** WHAT NEEDS TO BE DONE **
Retype each entry. Leave nothing out.

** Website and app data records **
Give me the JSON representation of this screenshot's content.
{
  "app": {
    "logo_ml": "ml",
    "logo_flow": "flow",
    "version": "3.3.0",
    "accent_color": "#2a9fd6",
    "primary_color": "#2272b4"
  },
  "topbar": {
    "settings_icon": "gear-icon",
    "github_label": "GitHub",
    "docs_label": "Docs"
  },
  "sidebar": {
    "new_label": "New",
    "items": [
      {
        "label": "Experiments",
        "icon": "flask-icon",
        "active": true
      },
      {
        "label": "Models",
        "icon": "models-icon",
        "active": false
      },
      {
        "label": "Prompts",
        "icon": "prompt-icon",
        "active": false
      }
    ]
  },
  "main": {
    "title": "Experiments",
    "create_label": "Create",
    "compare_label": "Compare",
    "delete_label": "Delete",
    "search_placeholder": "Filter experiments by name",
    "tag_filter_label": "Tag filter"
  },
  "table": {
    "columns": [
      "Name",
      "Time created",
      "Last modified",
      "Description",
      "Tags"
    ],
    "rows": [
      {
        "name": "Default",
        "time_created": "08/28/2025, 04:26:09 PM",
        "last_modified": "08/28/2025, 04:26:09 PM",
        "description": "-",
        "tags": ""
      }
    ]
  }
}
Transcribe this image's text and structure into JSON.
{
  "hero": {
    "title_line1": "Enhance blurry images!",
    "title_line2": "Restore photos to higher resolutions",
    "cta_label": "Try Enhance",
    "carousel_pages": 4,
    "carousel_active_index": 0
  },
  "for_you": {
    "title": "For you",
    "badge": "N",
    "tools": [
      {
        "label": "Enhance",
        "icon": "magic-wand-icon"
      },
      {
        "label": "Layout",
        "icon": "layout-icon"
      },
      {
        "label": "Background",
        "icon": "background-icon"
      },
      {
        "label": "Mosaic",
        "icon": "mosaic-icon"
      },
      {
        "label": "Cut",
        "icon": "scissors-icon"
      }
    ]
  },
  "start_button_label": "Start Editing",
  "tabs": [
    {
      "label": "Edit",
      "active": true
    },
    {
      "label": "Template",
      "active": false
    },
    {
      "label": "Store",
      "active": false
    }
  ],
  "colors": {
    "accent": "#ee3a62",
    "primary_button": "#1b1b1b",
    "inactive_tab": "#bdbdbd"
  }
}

** ANSWER **
Give me the JSON representation of this screenshot's content.
{
  "app": {
    "logo_ml": "ml",
    "logo_flow": "flow",
    "version": "3.3.0",
    "accent_color": "#2a9fd6",
    "primary_color": "#2272b4"
  },
  "topbar": {
    "settings_icon": "gear-icon",
    "github_label": "GitHub",
    "docs_label": "Docs"
  },
  "sidebar": {
    "new_label": "New",
    "items": [
      {
        "label": "Experiments",
        "icon": "flask-icon",
        "active": true
      },
      {
        "label": "Models",
        "icon": "models-icon",
        "active": false
      },
      {
        "label": "Prompts",
        "icon": "prompt-icon",
        "active": false
      }
    ]
  },
  "main": {
    "title": "Experiments",
    "create_label": "Create",
    "compare_label": "Compare",
    "delete_label": "Delete",
    "search_placeholder": "Filter experiments by name",
    "tag_filter_label": "Tag filter"
  },
  "table": {
    "columns": [
      "Name",
      "Time created",
      "Last modified",
      "Description",
      "Tags"
    ],
    "rows": [
      {
        "name": "Default",
        "time_created": "08/28/2025, 04:26:09 PM",
        "last_modified": "08/28/2025, 04:26:09 PM",
        "description": "-",
        "tags": ""
      }
    ]
  }
}
Transcribe this image's text and structure into JSON.
{
  "hero": {
    "title_line1": "Enhance blurry images!",
    "title_line2": "Restore photos to higher resolutions",
    "cta_label": "Try Enhance",
    "carousel_pages": 4,
    "carousel_active_index": 0
  },
  "for_you": {
    "title": "For you",
    "badge": "N",
    "tools": [
      {
        "label": "Enhance",
        "icon": "magic-wand-icon"
      },
      {
        "label": "Layout",
        "icon": "layout-icon"
      },
      {
        "label": "Background",
        "icon": "background-icon"
      },
      {
        "label": "Mosaic",
        "icon": "mosaic-icon"
      },
      {
        "label": "Cut",
        "icon": "scissors-icon"
      }
    ]
  },
  "start_button_label": "Start Editing",
  "tabs": [
    {
      "label": "Edit",
      "active": true
    },
    {
      "label": "Template",
      "active": false
    },
    {
      "label": "Store",
      "active": false
    }
  ],
  "colors": {
    "accent": "#ee3a62",
    "primary_button": "#1b1b1b",
    "inactive_tab": "#bdbdbd"
  }
}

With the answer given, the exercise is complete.